An expert in a particular computer language is really an expert in the work-arounds necessary to use this language to perform useful work. An ideal computer language would do exactly what it was told simply from reading a specification. In the absence of a specification, it would ask enough questions to produce such a specification, then it would generate the code necessary to perform the specified functions.
Even C has its shortcomings which have to be handled with assembly language extensions. A Master Carpenter has many tools and is expert with most of them. If you only know how to use a hammer, every problem begins to look like a nail. Stay away from that trap. It bytes (sic).
|--Richard B. Johnson|
This is the story of sci-BOT paraphrased. It started with bits of experience gathered in our heads and scattered e-mail correspondence. After more and more e-mails piled up, telling the same old stories one of the authors (lvd) decided to compile the problems and their solutions into a convenient format. Perl's plain old documentation, POD, was chosen for its simplicity paired with a multitude of output formats. However, after 2000 plus lines it became clear that POD was missing a feature that would be needed more and more as sci-BOT would grow bigger: cross references. A more powerful documentation format and the associated tools had to be found. A two week web research resulted in one winner: DocBook. The downside of the necessary switch of formats was that the previous work done with POD had to be converted into DocBook. Daytime work plus adding new material to sci-BOT plus converting the old work into the new format is too much for a single volunteer. So, a second idiotM-DELauthor was searched and found (cls). His ten years of experience with the TeX/LaTeX typesetting system, his accuracy, and his intensity with which he attacks any obstacle made him the ideal choice for this madnessM-DELproject.

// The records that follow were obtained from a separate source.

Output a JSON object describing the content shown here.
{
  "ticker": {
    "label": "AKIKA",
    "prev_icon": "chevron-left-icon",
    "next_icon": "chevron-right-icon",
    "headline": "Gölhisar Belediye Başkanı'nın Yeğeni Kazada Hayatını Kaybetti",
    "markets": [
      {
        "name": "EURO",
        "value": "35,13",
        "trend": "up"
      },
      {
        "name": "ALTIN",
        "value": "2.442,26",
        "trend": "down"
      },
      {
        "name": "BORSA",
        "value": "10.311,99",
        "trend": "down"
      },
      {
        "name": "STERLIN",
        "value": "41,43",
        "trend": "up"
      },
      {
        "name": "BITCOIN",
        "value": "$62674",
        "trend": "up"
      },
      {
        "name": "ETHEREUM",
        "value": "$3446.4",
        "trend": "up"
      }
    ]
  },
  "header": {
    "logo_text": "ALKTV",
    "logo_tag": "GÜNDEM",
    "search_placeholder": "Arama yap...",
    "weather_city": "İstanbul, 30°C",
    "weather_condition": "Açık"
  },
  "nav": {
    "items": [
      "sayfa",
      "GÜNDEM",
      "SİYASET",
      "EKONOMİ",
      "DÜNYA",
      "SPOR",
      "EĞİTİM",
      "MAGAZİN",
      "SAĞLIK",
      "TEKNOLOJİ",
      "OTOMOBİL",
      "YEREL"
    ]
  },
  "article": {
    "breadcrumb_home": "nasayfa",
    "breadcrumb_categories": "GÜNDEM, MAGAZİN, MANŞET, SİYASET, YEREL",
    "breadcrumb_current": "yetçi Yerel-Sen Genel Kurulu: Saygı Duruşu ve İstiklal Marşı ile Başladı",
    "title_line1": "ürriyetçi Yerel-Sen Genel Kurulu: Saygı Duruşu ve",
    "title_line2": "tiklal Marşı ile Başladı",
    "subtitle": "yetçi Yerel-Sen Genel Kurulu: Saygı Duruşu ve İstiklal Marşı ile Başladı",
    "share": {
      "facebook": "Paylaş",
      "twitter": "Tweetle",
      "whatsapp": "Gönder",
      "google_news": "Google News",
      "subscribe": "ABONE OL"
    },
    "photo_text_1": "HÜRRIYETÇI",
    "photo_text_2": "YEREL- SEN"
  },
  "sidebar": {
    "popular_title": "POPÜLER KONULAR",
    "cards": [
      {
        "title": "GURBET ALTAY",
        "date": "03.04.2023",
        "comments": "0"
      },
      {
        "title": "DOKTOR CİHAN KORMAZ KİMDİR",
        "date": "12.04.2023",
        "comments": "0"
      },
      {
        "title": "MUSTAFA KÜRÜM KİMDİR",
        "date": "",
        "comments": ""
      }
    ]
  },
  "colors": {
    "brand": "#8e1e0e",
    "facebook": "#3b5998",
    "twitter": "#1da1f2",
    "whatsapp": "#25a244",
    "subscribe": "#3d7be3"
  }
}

We open up talking about some of the most common syntactic pitfalls when using Scilab in Chapter 2. Finding that some of these syntax problems can be avoided with a clear programming style, the next chapter, Chapter 3, deals with coding issues. We then focus on the parts of Scilab that are not well documented and therefore widely remain Chapter 4. A very brief discussion, Chapter 5, about the graphical capabilities follows. For many users not only enjoy Scilab's nice user interface but demand high performance from the interpreter the massive chapter, Chapter 6, about performance issues covers these needs. It begins by introducing techniques suitable at a high level like vectorization which do not require low level programming and the dives down into the extension of Scilab by compiled routines. This is a vast field by itself. Therefore we devoted a full chapter, Chapter 7, to Scilab's low level API. sci-BOT closes with Chapter 8 containing remarks on compiling and debugging as well as comments on the supplied documentation and available web pages.